A draft agreement between Latvia, Belarus and the Russian Federation on the Western Dvina/Daugava river basin, establishing a joint commission, was finalized in 2003. Latvia approved the draft but it was not signed as Russia and Belarus postponed the final decision several times due to various reasons. After joining the European Union (EU) in 2004, water quality became a topic of shared responsibility between the Member States and the EU. Therefore, any international agreement on water management between an EU Member State and a non-Member State requires the EU as a Contracting Party. Cooperation agreements were on the list of topics to be discussed during high-level meetings of the EU and the Russian Federation. However, this has not led to renewal of the negotiations concerning river basin management agreement. Latvia has no framework agreement with Belarus and Russian Federation on cooperation in river basin management (ECE, 2009; EC, 2012).
In 2003 and 2004, several seminars were held for Baltic experts to discuss identification of river basin districts, proposed typology and characteristics of surface water.

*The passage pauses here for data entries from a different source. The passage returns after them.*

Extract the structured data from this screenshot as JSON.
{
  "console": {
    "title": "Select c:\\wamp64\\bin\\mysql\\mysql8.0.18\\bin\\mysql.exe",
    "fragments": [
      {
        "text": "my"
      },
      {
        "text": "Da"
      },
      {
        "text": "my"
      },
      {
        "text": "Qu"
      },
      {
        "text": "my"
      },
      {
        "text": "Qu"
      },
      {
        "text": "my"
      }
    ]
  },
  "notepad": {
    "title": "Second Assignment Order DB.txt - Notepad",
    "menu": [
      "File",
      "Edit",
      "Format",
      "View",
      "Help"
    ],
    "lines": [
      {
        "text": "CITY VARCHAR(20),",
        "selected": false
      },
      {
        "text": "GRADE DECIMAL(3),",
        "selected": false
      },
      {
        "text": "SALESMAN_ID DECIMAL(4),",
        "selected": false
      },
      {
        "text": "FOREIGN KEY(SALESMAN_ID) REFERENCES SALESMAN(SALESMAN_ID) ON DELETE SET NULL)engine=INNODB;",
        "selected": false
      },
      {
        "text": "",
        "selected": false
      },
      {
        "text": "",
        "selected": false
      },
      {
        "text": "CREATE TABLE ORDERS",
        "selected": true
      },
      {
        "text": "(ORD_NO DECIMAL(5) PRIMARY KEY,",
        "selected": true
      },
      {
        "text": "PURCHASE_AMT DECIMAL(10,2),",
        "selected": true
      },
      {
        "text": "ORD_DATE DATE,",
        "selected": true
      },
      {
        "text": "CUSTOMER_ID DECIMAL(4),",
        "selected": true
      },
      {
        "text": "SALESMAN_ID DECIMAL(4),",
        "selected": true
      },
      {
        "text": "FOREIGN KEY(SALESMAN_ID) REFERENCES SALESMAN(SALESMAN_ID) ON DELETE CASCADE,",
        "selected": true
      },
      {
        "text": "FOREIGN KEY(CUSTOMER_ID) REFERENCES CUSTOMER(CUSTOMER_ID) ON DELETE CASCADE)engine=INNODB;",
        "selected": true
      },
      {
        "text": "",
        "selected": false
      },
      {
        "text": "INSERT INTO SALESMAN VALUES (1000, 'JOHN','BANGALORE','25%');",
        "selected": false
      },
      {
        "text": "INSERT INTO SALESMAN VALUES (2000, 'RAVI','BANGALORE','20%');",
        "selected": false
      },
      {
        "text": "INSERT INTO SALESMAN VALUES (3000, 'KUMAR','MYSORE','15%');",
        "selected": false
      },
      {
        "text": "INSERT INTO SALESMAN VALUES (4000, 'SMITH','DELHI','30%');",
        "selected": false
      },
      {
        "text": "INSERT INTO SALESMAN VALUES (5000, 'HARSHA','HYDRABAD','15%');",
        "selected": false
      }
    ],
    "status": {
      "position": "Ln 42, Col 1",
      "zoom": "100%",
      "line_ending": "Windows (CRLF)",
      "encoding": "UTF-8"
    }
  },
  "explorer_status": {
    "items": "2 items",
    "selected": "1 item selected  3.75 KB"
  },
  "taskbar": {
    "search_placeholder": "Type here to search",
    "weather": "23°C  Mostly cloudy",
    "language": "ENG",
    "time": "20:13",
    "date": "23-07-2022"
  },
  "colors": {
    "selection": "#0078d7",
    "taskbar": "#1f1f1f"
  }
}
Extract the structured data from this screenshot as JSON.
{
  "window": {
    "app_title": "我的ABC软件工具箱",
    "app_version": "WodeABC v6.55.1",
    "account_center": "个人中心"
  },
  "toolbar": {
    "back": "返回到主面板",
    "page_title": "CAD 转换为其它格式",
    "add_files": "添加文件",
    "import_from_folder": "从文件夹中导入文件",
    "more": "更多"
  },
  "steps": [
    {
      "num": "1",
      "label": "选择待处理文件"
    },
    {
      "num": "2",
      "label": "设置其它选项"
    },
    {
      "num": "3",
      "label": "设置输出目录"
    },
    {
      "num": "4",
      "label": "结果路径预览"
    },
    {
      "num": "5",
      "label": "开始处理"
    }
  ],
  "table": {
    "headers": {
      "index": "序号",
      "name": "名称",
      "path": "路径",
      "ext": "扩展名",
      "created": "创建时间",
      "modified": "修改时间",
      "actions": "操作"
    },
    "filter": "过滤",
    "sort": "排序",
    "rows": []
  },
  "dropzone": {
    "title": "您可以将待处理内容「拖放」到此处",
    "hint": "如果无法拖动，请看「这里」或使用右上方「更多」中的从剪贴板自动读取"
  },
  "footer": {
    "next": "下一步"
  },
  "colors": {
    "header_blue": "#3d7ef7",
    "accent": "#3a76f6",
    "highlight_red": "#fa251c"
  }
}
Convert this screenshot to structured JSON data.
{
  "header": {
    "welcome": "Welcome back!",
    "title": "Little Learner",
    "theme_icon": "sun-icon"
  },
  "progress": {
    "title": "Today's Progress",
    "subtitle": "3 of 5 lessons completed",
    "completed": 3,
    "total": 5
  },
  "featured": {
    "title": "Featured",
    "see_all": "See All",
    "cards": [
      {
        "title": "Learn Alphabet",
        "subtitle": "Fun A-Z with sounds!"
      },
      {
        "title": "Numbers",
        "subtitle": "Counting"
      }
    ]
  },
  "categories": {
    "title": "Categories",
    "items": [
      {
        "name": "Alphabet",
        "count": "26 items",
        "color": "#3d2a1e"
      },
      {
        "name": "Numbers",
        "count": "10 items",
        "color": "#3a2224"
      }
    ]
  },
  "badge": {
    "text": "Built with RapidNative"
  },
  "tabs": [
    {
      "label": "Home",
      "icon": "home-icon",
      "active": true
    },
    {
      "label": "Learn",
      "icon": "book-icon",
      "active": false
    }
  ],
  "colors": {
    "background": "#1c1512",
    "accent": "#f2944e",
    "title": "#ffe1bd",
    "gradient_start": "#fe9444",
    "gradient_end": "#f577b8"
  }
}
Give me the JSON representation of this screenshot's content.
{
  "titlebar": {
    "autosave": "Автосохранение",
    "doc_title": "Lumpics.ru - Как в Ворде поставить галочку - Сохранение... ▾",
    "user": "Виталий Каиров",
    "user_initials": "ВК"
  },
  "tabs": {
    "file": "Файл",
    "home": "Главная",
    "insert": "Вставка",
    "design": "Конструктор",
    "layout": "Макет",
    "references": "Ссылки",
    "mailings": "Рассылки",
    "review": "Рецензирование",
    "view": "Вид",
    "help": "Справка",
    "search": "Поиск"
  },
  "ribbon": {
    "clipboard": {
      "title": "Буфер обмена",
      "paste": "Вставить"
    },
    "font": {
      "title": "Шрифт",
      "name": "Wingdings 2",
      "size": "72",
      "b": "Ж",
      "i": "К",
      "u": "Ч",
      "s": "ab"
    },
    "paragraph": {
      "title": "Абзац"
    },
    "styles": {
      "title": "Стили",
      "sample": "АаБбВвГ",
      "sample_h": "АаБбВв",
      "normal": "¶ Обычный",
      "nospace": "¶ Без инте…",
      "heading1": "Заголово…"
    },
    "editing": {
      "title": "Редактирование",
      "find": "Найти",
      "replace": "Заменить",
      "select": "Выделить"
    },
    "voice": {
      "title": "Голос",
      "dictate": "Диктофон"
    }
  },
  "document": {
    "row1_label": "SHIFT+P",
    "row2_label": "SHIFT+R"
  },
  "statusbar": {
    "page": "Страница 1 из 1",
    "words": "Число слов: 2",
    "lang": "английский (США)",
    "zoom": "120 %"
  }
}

Even if they have not led to a harmonized typology, experts had a regular information exchange with neighbouring colleagues. In 2003, permanent working groups were established in accordance with the agreements concluded between the Ministries of the Environment of Latvia and Lithuania and of Latvia and Estonia (LEGMA, 2005).
Latvia and Estonia cooperate on establishing, updating and implementing water management plans for the cross-border Gauja/Koiva river basin. This joint project also supports the preparation of a joint water management plan, combining the water management plans of the two countries. The first river basin management plans were produced separately (MoE of Estonia, 2015).
The Nemunas RBD is shared with two EU Member States, Poland and Lithuania, and two non-EU countries, Belarus and the Russian Federation (Kaliningrad oblast). The governments of Lithuania, the Russian Federation, Belarus, and the European Commission have initiated the preparation of an agreement on cooperation in the use and protection of water bodies within the Nemunas River Basin District (RBD). A draft agreement has been drawn up but has not been signed yet. No measures have been foreseen for Poland and Latvia, because the part of the Nemunas RBD in Poland constitutes only 287 km² (the upstream reaches of the rivers with no significant pressures), and the part of the RBD in Latvia constitutes only 100 km² (the upstream reaches of the rivers with no significant pressures), and the results of water quality monitoring showed that the ecological status of the rivers along the Polish and Latvian border were good.